**Dataset extract**
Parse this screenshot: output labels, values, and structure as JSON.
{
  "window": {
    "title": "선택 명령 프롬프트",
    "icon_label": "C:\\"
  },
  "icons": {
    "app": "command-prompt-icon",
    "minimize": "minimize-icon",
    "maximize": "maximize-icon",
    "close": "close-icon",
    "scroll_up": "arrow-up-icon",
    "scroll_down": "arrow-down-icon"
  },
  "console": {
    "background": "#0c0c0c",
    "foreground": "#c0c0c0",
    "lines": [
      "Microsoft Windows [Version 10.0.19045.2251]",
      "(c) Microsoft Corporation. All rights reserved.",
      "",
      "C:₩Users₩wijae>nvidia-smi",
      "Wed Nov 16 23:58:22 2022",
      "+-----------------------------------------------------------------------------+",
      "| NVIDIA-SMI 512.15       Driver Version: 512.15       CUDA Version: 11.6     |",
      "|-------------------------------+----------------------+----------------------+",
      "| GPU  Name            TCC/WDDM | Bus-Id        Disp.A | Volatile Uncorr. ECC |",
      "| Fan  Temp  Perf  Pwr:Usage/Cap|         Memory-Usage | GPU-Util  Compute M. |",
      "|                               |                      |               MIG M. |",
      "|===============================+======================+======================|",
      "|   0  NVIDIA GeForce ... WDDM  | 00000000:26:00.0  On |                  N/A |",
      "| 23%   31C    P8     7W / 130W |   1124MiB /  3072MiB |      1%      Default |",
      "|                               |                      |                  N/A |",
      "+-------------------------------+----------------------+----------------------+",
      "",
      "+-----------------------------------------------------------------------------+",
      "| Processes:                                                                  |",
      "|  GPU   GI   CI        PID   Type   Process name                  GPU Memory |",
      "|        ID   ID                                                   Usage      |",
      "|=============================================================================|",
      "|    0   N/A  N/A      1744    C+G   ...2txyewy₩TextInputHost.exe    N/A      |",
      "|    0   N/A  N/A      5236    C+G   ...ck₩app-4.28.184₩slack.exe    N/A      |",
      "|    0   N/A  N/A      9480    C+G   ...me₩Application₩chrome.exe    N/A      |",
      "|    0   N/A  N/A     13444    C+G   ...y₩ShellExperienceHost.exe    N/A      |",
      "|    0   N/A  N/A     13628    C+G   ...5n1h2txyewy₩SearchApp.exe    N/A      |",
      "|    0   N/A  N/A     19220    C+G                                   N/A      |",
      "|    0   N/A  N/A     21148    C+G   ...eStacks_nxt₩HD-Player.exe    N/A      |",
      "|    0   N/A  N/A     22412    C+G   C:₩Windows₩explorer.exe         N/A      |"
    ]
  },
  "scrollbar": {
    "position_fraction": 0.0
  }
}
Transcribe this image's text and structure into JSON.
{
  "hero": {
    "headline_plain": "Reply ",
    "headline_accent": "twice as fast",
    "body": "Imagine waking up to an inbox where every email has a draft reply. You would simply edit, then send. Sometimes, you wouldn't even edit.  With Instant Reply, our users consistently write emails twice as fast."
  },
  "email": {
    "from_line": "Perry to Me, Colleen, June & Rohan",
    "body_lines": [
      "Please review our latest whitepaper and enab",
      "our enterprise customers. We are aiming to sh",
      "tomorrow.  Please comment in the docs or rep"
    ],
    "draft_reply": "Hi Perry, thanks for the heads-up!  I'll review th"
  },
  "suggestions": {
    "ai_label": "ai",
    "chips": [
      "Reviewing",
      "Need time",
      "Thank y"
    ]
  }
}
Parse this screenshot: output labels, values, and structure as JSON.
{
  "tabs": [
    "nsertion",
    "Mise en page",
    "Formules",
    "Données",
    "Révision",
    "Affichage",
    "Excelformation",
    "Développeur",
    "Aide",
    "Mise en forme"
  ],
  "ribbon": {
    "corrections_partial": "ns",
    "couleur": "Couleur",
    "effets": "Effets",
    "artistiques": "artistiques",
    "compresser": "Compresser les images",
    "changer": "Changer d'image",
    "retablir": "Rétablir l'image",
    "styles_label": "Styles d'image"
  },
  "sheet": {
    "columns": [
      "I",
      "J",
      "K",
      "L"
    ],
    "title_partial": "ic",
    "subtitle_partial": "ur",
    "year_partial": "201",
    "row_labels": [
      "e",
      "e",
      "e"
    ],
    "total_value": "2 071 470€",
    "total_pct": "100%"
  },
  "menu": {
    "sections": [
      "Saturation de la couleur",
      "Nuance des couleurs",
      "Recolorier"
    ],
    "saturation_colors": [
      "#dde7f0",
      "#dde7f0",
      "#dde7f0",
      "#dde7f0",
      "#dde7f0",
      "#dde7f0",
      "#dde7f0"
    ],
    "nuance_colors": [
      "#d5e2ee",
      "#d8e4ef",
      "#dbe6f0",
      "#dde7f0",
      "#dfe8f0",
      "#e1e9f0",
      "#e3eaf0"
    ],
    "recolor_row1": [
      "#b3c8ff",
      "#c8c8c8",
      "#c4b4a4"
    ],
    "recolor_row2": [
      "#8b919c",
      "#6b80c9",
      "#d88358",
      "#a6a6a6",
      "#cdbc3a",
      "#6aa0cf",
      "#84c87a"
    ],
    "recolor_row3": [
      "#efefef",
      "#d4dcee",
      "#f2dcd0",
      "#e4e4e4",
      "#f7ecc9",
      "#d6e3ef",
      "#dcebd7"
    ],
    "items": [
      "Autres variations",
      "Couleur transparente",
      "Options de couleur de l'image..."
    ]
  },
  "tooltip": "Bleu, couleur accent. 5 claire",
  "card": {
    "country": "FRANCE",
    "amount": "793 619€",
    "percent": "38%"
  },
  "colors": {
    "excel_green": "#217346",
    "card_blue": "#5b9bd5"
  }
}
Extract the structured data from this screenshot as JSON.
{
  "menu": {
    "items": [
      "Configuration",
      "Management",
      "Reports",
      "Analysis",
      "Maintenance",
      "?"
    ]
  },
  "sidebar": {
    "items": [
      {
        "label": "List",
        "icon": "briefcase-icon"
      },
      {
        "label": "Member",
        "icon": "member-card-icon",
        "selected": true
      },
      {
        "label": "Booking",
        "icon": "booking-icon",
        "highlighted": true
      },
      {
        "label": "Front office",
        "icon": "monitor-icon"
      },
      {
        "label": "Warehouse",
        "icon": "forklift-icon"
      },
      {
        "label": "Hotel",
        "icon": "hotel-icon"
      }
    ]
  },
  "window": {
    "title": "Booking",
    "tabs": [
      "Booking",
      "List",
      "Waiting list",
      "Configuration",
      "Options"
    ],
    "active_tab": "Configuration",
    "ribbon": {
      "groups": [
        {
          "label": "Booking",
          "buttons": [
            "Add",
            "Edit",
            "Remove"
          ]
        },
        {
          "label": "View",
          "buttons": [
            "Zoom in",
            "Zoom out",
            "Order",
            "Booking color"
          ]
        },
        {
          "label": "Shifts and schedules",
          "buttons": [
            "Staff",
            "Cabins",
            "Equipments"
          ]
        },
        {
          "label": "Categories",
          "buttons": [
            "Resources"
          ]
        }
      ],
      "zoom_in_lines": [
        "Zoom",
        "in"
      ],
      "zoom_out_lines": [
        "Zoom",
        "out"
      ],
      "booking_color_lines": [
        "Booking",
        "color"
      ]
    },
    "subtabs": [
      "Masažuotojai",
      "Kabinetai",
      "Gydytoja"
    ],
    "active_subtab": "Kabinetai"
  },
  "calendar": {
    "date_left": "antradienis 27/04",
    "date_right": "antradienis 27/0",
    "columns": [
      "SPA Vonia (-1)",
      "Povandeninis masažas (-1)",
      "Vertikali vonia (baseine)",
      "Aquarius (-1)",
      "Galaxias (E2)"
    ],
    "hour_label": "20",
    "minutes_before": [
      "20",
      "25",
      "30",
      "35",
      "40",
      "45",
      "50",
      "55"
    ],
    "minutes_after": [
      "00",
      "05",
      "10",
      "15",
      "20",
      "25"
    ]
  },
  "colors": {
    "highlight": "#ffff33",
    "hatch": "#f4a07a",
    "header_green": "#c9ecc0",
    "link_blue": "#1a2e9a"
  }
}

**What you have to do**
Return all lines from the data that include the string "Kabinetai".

**Response to this exercise**
      "Kabinetai",
    "active_subtab": "Kabinetai"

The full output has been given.